== Segment start ==

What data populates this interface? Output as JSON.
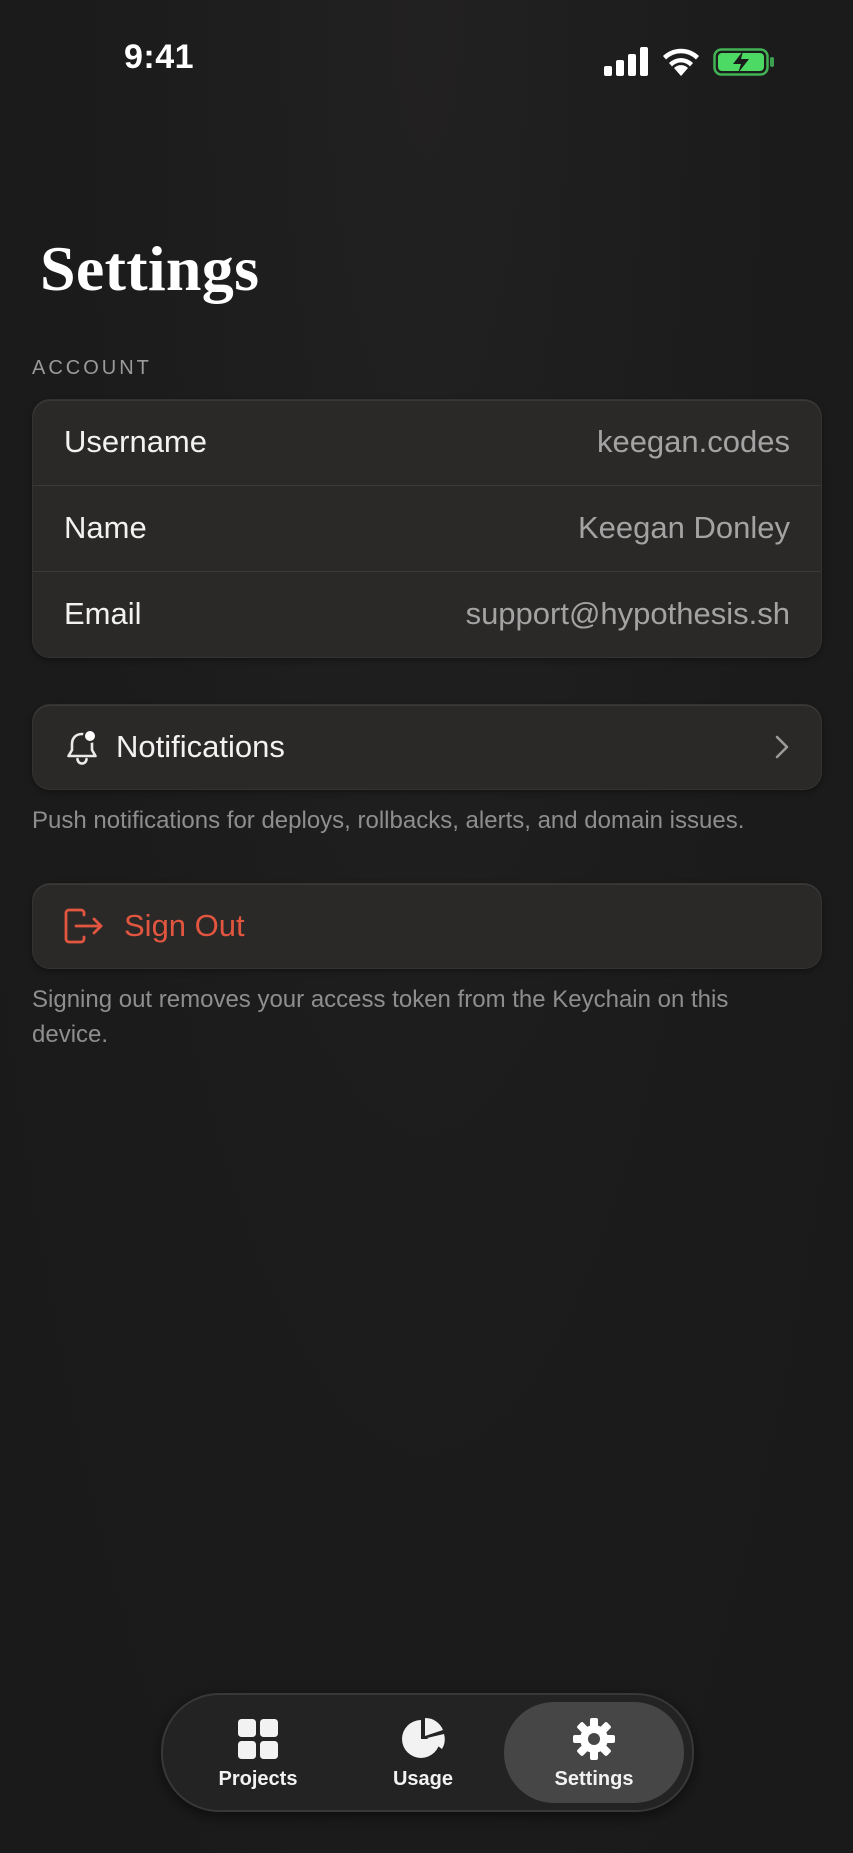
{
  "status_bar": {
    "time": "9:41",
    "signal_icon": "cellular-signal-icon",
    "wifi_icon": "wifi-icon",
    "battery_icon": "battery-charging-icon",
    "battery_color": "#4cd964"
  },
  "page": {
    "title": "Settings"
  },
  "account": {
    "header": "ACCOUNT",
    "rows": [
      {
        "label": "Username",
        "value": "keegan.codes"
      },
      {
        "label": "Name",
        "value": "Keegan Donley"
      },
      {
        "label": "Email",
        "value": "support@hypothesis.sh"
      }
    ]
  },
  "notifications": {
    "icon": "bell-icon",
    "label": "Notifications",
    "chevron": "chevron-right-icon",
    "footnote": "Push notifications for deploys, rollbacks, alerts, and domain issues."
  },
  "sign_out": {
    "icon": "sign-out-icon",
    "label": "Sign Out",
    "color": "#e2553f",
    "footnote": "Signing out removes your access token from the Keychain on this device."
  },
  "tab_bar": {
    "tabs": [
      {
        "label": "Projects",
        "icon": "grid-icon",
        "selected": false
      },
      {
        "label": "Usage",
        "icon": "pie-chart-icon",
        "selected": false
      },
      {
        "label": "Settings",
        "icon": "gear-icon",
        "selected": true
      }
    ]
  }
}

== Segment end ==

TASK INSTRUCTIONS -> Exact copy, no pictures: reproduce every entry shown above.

RESULT ->
What data populates this interface? Output as JSON.
{
  "status_bar": {
    "time": "9:41",
    "signal_icon": "cellular-signal-icon",
    "wifi_icon": "wifi-icon",
    "battery_icon": "battery-charging-icon",
    "battery_color": "#4cd964"
  },
  "page": {
    "title": "Settings"
  },
  "account": {
    "header": "ACCOUNT",
    "rows": [
      {
        "label": "Username",
        "value": "keegan.codes"
      },
      {
        "label": "Name",
        "value": "Keegan Donley"
      },
      {
        "label": "Email",
        "value": "support@hypothesis.sh"
      }
    ]
  },
  "notifications": {
    "icon": "bell-icon",
    "label": "Notifications",
    "chevron": "chevron-right-icon",
    "footnote": "Push notifications for deploys, rollbacks, alerts, and domain issues."
  },
  "sign_out": {
    "icon": "sign-out-icon",
    "label": "Sign Out",
    "color": "#e2553f",
    "footnote": "Signing out removes your access token from the Keychain on this device."
  },
  "tab_bar": {
    "tabs": [
      {
        "label": "Projects",
        "icon": "grid-icon",
        "selected": false
      },
      {
        "label": "Usage",
        "icon": "pie-chart-icon",
        "selected": false
      },
      {
        "label": "Settings",
        "icon": "gear-icon",
        "selected": true
      }
    ]
  }
}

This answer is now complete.